A typical practice of the IND is to reject asylum seekers who “do not look gay/trans enough” based on westernized and stereotypical accounts of how we are supposed to behave and experience our sexuality. In 2009, when the IND asked a Pakistani man how he understood to be gay, he said he simply liked having sex with men. However, the assessor could not accept the idea of being gay in Pakistan without going through any internal struggle, or experiencing a painful coming-out. In their opinion, the applicant’s homosexual identity was insufficient, the IND did not believe he was gay and rejected his asylum claim. This is not an isolated case, but one of a series of stories whose plots repeat itself time and time again. According to the COC, some 500 people ask for asylum on the basis of sexual orientation every year. The IND rejects 40% of the claims, 85% of those because officials judged the applicant not gay enough. Figures are likely worse for transgender applicants.

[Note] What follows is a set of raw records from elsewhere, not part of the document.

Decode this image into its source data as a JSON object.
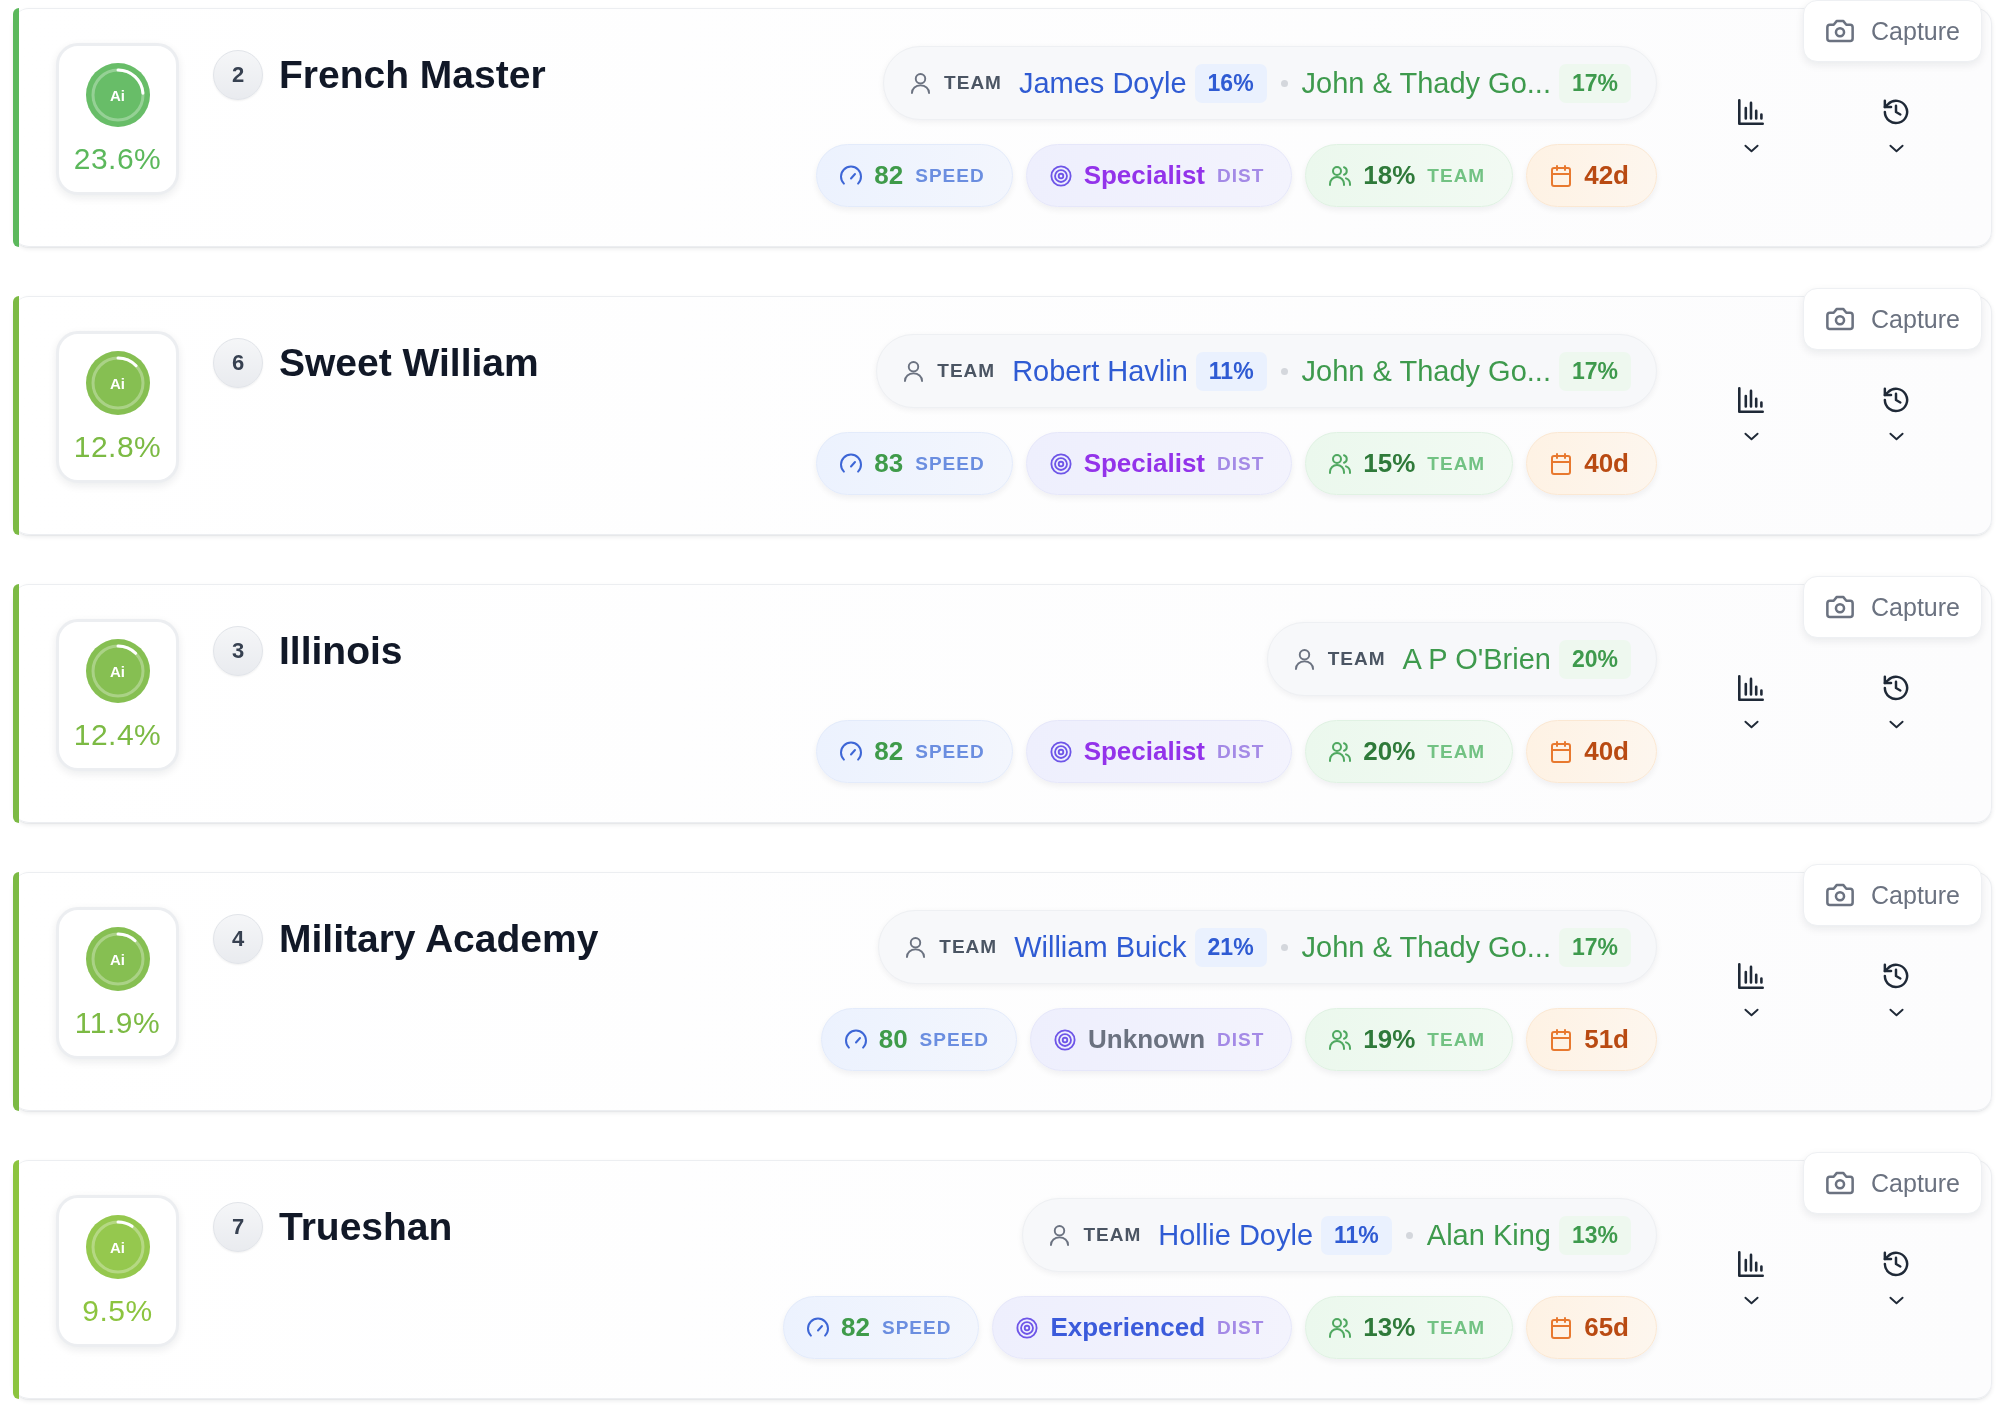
{
  "runners": [
    {
      "rank": "2",
      "name": "French Master",
      "badge": "Ai",
      "score": "23.6%",
      "level": 0.236,
      "color": "#5cb85c",
      "capture": "Capture",
      "team": {
        "label": "TEAM",
        "people": [
          {
            "kind": "jockey",
            "name": "James Doyle",
            "pct": "16%"
          },
          {
            "kind": "trainer",
            "name": "John & Thady Go...",
            "pct": "17%"
          }
        ]
      },
      "stats": [
        {
          "kind": "speed",
          "value": "82",
          "label": "SPEED"
        },
        {
          "kind": "dist",
          "value": "Specialist",
          "label": "DIST",
          "color": "#9333ea"
        },
        {
          "kind": "team",
          "value": "18%",
          "label": "TEAM"
        },
        {
          "kind": "days",
          "value": "42d"
        }
      ]
    },
    {
      "rank": "6",
      "name": "Sweet William",
      "badge": "Ai",
      "score": "12.8%",
      "level": 0.128,
      "color": "#7cba44",
      "capture": "Capture",
      "team": {
        "label": "TEAM",
        "people": [
          {
            "kind": "jockey",
            "name": "Robert Havlin",
            "pct": "11%"
          },
          {
            "kind": "trainer",
            "name": "John & Thady Go...",
            "pct": "17%"
          }
        ]
      },
      "stats": [
        {
          "kind": "speed",
          "value": "83",
          "label": "SPEED"
        },
        {
          "kind": "dist",
          "value": "Specialist",
          "label": "DIST",
          "color": "#9333ea"
        },
        {
          "kind": "team",
          "value": "15%",
          "label": "TEAM"
        },
        {
          "kind": "days",
          "value": "40d"
        }
      ]
    },
    {
      "rank": "3",
      "name": "Illinois",
      "badge": "Ai",
      "score": "12.4%",
      "level": 0.124,
      "color": "#7cba44",
      "capture": "Capture",
      "team": {
        "label": "TEAM",
        "people": [
          {
            "kind": "trainer",
            "name": "A P O'Brien",
            "pct": "20%"
          }
        ]
      },
      "stats": [
        {
          "kind": "speed",
          "value": "82",
          "label": "SPEED"
        },
        {
          "kind": "dist",
          "value": "Specialist",
          "label": "DIST",
          "color": "#9333ea"
        },
        {
          "kind": "team",
          "value": "20%",
          "label": "TEAM"
        },
        {
          "kind": "days",
          "value": "40d"
        }
      ]
    },
    {
      "rank": "4",
      "name": "Military Academy",
      "badge": "Ai",
      "score": "11.9%",
      "level": 0.119,
      "color": "#7cba44",
      "capture": "Capture",
      "team": {
        "label": "TEAM",
        "people": [
          {
            "kind": "jockey",
            "name": "William Buick",
            "pct": "21%"
          },
          {
            "kind": "trainer",
            "name": "John & Thady Go...",
            "pct": "17%"
          }
        ]
      },
      "stats": [
        {
          "kind": "speed",
          "value": "80",
          "label": "SPEED"
        },
        {
          "kind": "dist",
          "value": "Unknown",
          "label": "DIST",
          "color": "#6b7280"
        },
        {
          "kind": "team",
          "value": "19%",
          "label": "TEAM"
        },
        {
          "kind": "days",
          "value": "51d"
        }
      ]
    },
    {
      "rank": "7",
      "name": "Trueshan",
      "badge": "Ai",
      "score": "9.5%",
      "level": 0.095,
      "color": "#8cc43f",
      "capture": "Capture",
      "team": {
        "label": "TEAM",
        "people": [
          {
            "kind": "jockey",
            "name": "Hollie Doyle",
            "pct": "11%"
          },
          {
            "kind": "trainer",
            "name": "Alan King",
            "pct": "13%"
          }
        ]
      },
      "stats": [
        {
          "kind": "speed",
          "value": "82",
          "label": "SPEED"
        },
        {
          "kind": "dist",
          "value": "Experienced",
          "label": "DIST",
          "color": "#3b5bdb"
        },
        {
          "kind": "team",
          "value": "13%",
          "label": "TEAM"
        },
        {
          "kind": "days",
          "value": "65d"
        }
      ]
    }
  ]
}
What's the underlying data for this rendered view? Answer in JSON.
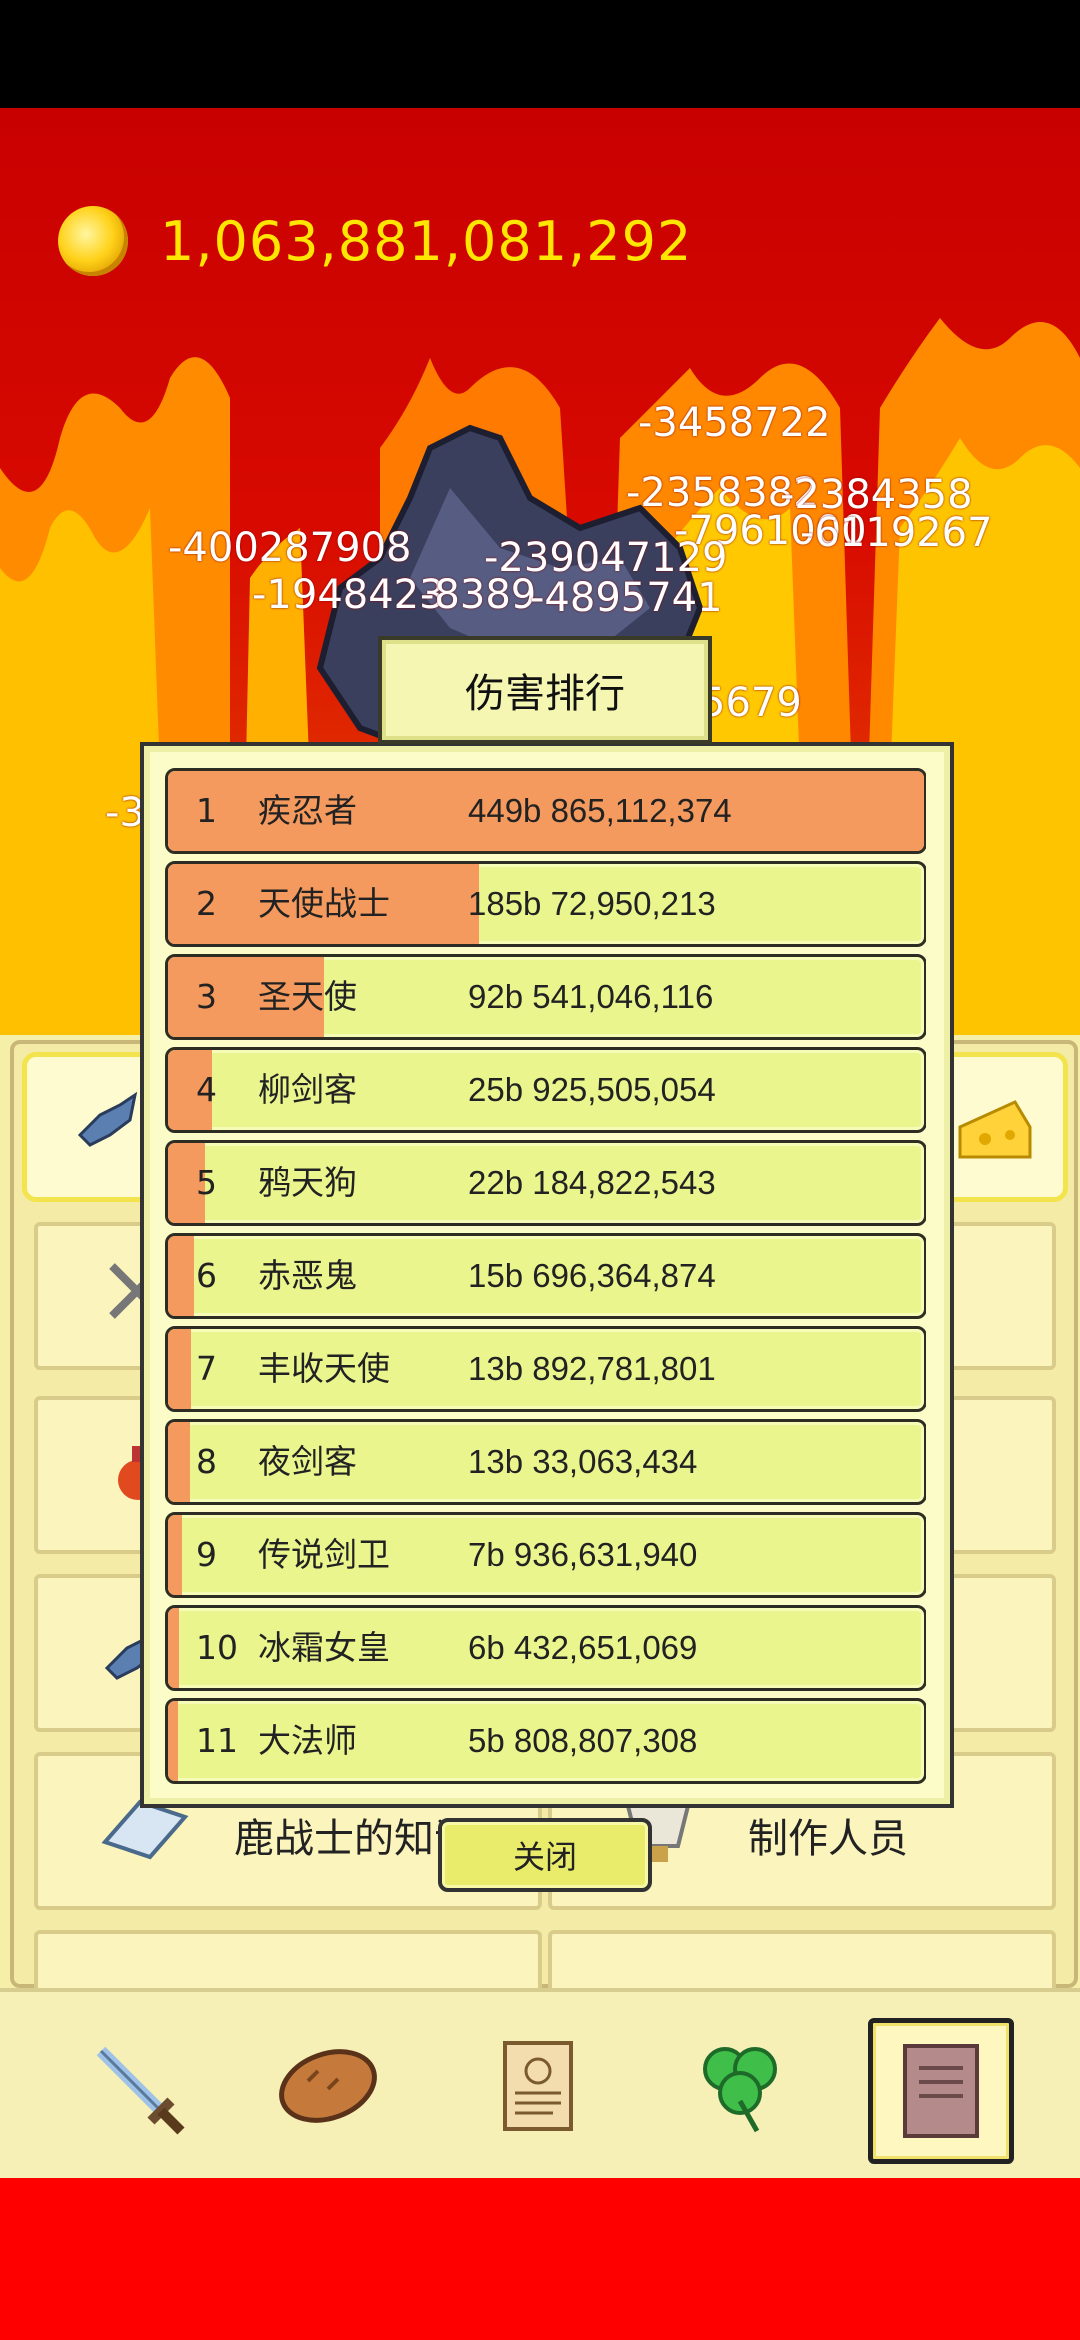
{
  "currency": {
    "icon": "gold-coin-icon",
    "value": "1,063,881,081,292"
  },
  "damage_popups": [
    "-3458722",
    "-2358382",
    "-2384358",
    "-7961000",
    "-6119267",
    "-400287908",
    "-239047129",
    "-1948423",
    "-8389",
    "-4895741",
    "5679",
    "-3"
  ],
  "dialog": {
    "title": "伤害排行",
    "close_label": "关闭",
    "rows": [
      {
        "rank": "1",
        "name": "疾忍者",
        "damage": "449b 865,112,374",
        "share": 1.0
      },
      {
        "rank": "2",
        "name": "天使战士",
        "damage": "185b 72,950,213",
        "share": 0.412
      },
      {
        "rank": "3",
        "name": "圣天使",
        "damage": "92b 541,046,116",
        "share": 0.206
      },
      {
        "rank": "4",
        "name": "柳剑客",
        "damage": "25b 925,505,054",
        "share": 0.058
      },
      {
        "rank": "5",
        "name": "鸦天狗",
        "damage": "22b 184,822,543",
        "share": 0.049
      },
      {
        "rank": "6",
        "name": "赤恶鬼",
        "damage": "15b 696,364,874",
        "share": 0.035
      },
      {
        "rank": "7",
        "name": "丰收天使",
        "damage": "13b 892,781,801",
        "share": 0.031
      },
      {
        "rank": "8",
        "name": "夜剑客",
        "damage": "13b 33,063,434",
        "share": 0.029
      },
      {
        "rank": "9",
        "name": "传说剑卫",
        "damage": "7b 936,631,940",
        "share": 0.018
      },
      {
        "rank": "10",
        "name": "冰霜女皇",
        "damage": "6b 432,651,069",
        "share": 0.014
      },
      {
        "rank": "11",
        "name": "大法师",
        "damage": "5b 808,807,308",
        "share": 0.013
      }
    ]
  },
  "panel": {
    "knowledge_label": "鹿战士的知识",
    "credits_label": "制作人员"
  },
  "nav": [
    {
      "icon": "sword-icon",
      "active": false
    },
    {
      "icon": "bread-icon",
      "active": false
    },
    {
      "icon": "scroll-icon",
      "active": false
    },
    {
      "icon": "clover-icon",
      "active": false
    },
    {
      "icon": "book-icon",
      "active": true
    }
  ],
  "colors": {
    "bar": "#f59a5e",
    "row": "#eaf58e",
    "gold": "#ffe600",
    "sky": "#d80a00"
  }
}
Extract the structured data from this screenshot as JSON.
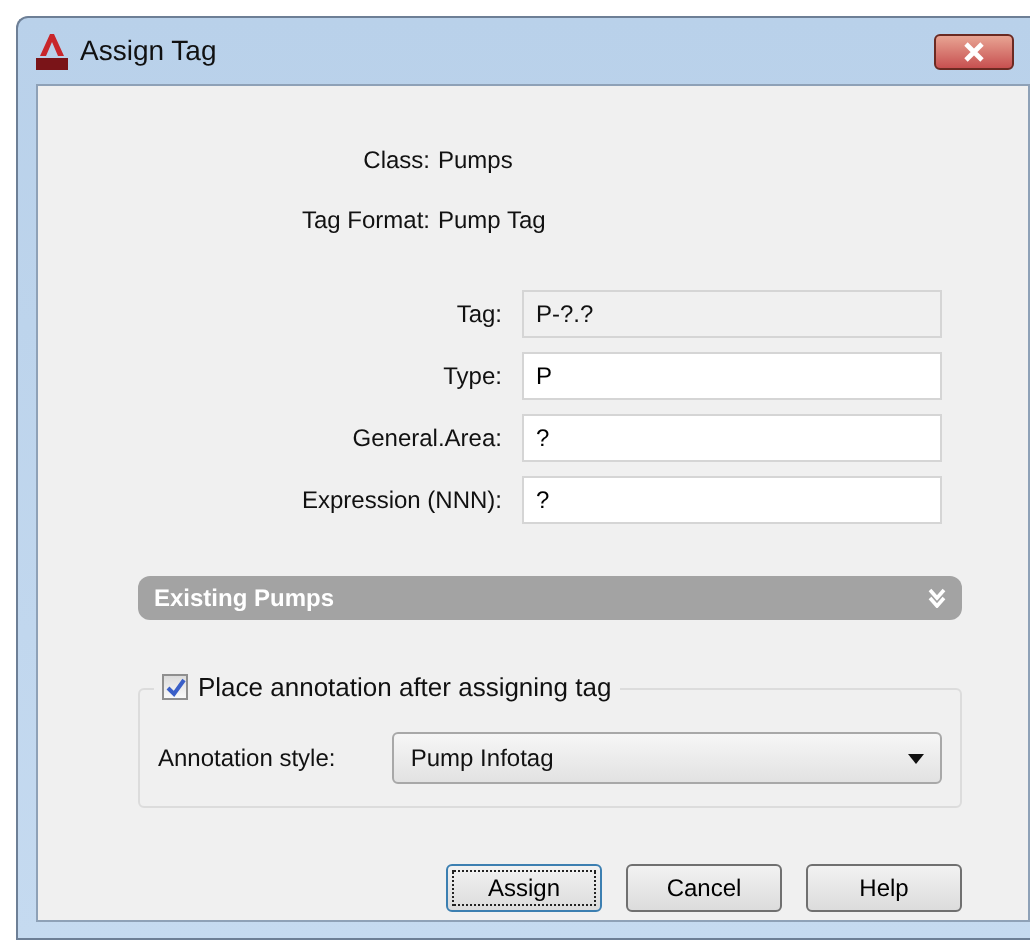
{
  "window": {
    "title": "Assign Tag"
  },
  "info": [
    {
      "label": "Class:",
      "value": "Pumps"
    },
    {
      "label": "Tag Format:",
      "value": "Pump Tag"
    }
  ],
  "fields": [
    {
      "label": "Tag:",
      "value": "P-?.?",
      "disabled": true
    },
    {
      "label": "Type:",
      "value": "P",
      "disabled": false
    },
    {
      "label": "General.Area:",
      "value": "?",
      "disabled": false
    },
    {
      "label": "Expression (NNN):",
      "value": "?",
      "disabled": false
    }
  ],
  "existing_panel": {
    "title": "Existing Pumps",
    "expanded": false
  },
  "annotation": {
    "checkbox_label": "Place annotation after assigning tag",
    "checked": true,
    "style_label": "Annotation style:",
    "style_value": "Pump Infotag"
  },
  "buttons": [
    {
      "label": "Assign",
      "focused": true
    },
    {
      "label": "Cancel",
      "focused": false
    },
    {
      "label": "Help",
      "focused": false
    }
  ]
}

If passing IND barriers to entry is difficult, surviving Dutch refugee camps is close to impossible. The conditions are inhumane for everyone, but even more so for homosexual and transgender people, as they experience violence by both fellow refugees and camps’ authorities. Inside the camps, discrimination, denial of protection, mistreatment, verbal and physical assault against LGBTQ+ migrants have always been commonplace. LGBTQ+ asylum seekers are often placed in centers that do not respect their gender identity, sometimes with people from their own country, and thus end up facing the same abuse they were escaping from. Just last year, around August, a heterosexual woman in the asylum seekers’ center in Gilze attacked our sister Happy, a Nigeria lesbian woman, with boiling water, which caused major first and second degree burns. If that was not enough, our sister was later on course of being deported on account of being #NietGayGenoeg (not gay enough). She was still healing from her burns. Isolation, longer waiting times, heightened risk of sexual abuse, all compounded with xenophobia, racism, islamophobia depict a dim situation which will undoubtedly get worse with the worsening of the climate crisis.
A dim situation is certainly the correct way to call the experience of the LGBTQ+ community in the Netherlands, as shown by the three cases that were pointed out during the workshop. One that calls for immediate resistance. But in order for us to build strong movements and carry on effective resistance, we must learn to identify the multiple sources, internal and external, material and conceptual, of abuse of both (LGBTQ+) people and land. Only then we will understand why and how the queer liberation movement must unite with the climate justice movement, as well as with the struggle for the liberation of all oppressed communities around the world. This is what we will explore in the second article of this series, “Freedom”.